On yet another roll of film, I scored a pretty good hit: The case file held the divorce petition with my great-grandmother’s accusations against her husband, as well as a court order for the sheriff to serve him. He’d pled guilty to violating local liquor laws and was a guest of the state penitentiary at the time.

His case was even more challenging. The index gave a minute book number and a page number, but neither seemed to match up with the content on any roll of the FHL’s court records microfilm for the county. The trial was in June 1913, yet the case file number in the index corresponded to cases in the 1880s, long before my great-grandfather was in the country.

On the recommendation of the information desk consultant, I checked the 1880s case file film to see if a long-ago court clerk had misfiled the records. A batch of files that would’ve included my great-grandfather’s case file number was missing. There must’ve been a blip in the numbering system at some point.

Then I scrolled through the case papers for 1913—maybe the indexer wrote down the wrong number. Nothing.

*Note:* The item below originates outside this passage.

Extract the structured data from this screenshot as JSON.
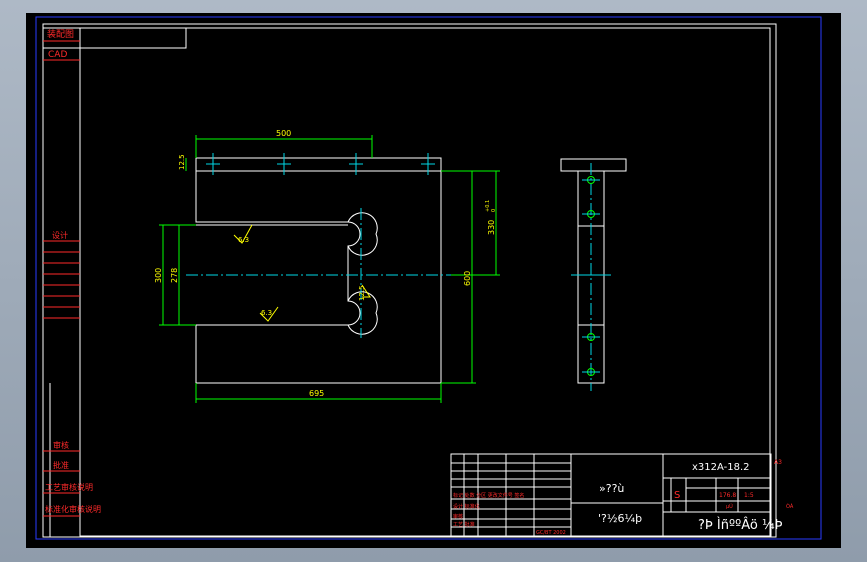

The consultant pointed out that keeping track of the papers a court action generated over a stretch of time was particularly difficult before computers. And of course it’s possible the records escaped microfilming or are just gone.

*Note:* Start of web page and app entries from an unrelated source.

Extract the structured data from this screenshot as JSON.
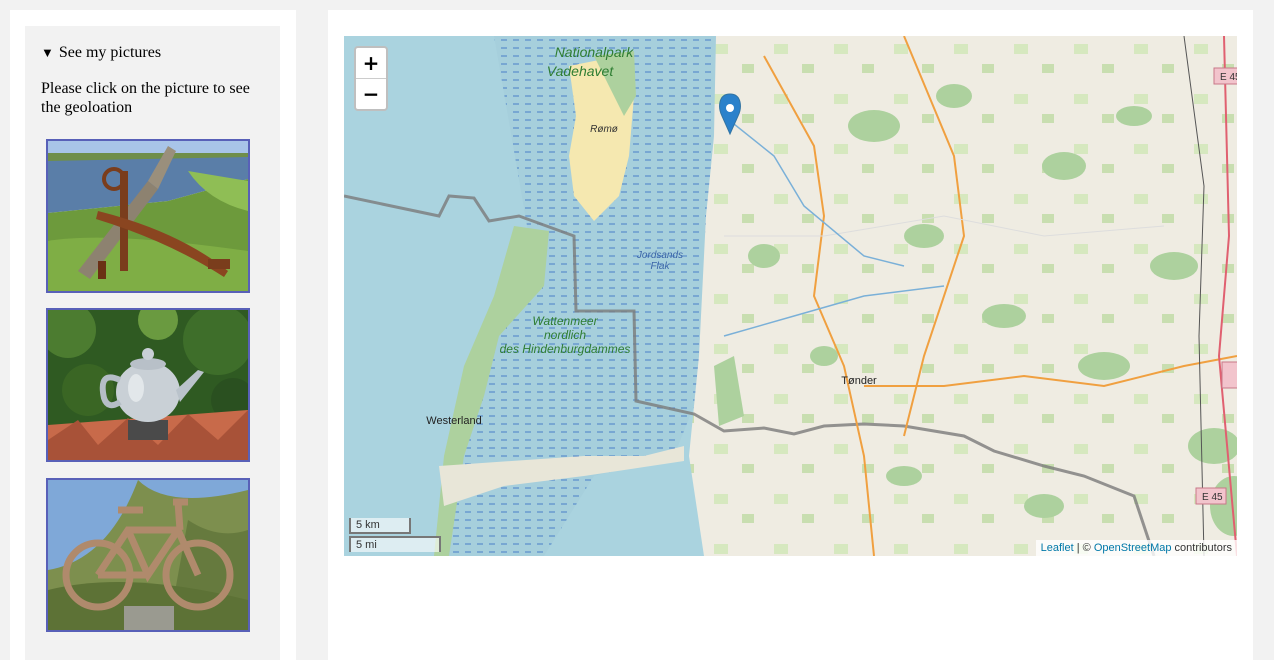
{
  "sidebar": {
    "summary_label": "See my pictures",
    "hint": "Please click on the picture to see the geoloation",
    "pictures": [
      {
        "subject": "anchor"
      },
      {
        "subject": "teapot"
      },
      {
        "subject": "bicycle-sign"
      }
    ]
  },
  "map": {
    "zoom_in": "+",
    "zoom_out": "−",
    "labels": {
      "park": "Nationalpark",
      "park2": "Vadehavet",
      "romo": "Rømø",
      "jordsands1": "Jordsands",
      "jordsands2": "Flak",
      "watt1": "Wattenmeer",
      "watt2": "nordlich",
      "watt3": "des Hindenburgdammes",
      "westerland": "Westerland",
      "tonder": "Tønder",
      "e45a": "E 45",
      "e45b": "E 45"
    },
    "scale_km": "5 km",
    "scale_mi": "5 mi",
    "attribution": {
      "leaflet": "Leaflet",
      "sep": " | © ",
      "osm": "OpenStreetMap",
      "suffix": " contributors"
    },
    "marker_icon": "map-marker-icon",
    "colors": {
      "water": "#aad3df",
      "land": "#f2efe9",
      "green": "#add19e",
      "mud": "#4a7fc8"
    }
  }
}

I once requested my great-grandfather’s case records from the county court, but at that time all I knew was the date, not the information from the index, and my letter was returned with the note “found nothing.” Now, having spent hours glued to a microfilm reader getting nauseous from the whirring images, I hope my request didn’t cost the clerk half a day’s work.

I’ll probably risk the clerk’s ire and send another, very polite, request for a search, along with a photocopy of the index page.


court records | Family Tree Firsts | FamilySearch
Wednesday, January 14, 2009 8:02:35 AM (Eastern Standard Time, UTC-05:00)  #  Comments [1]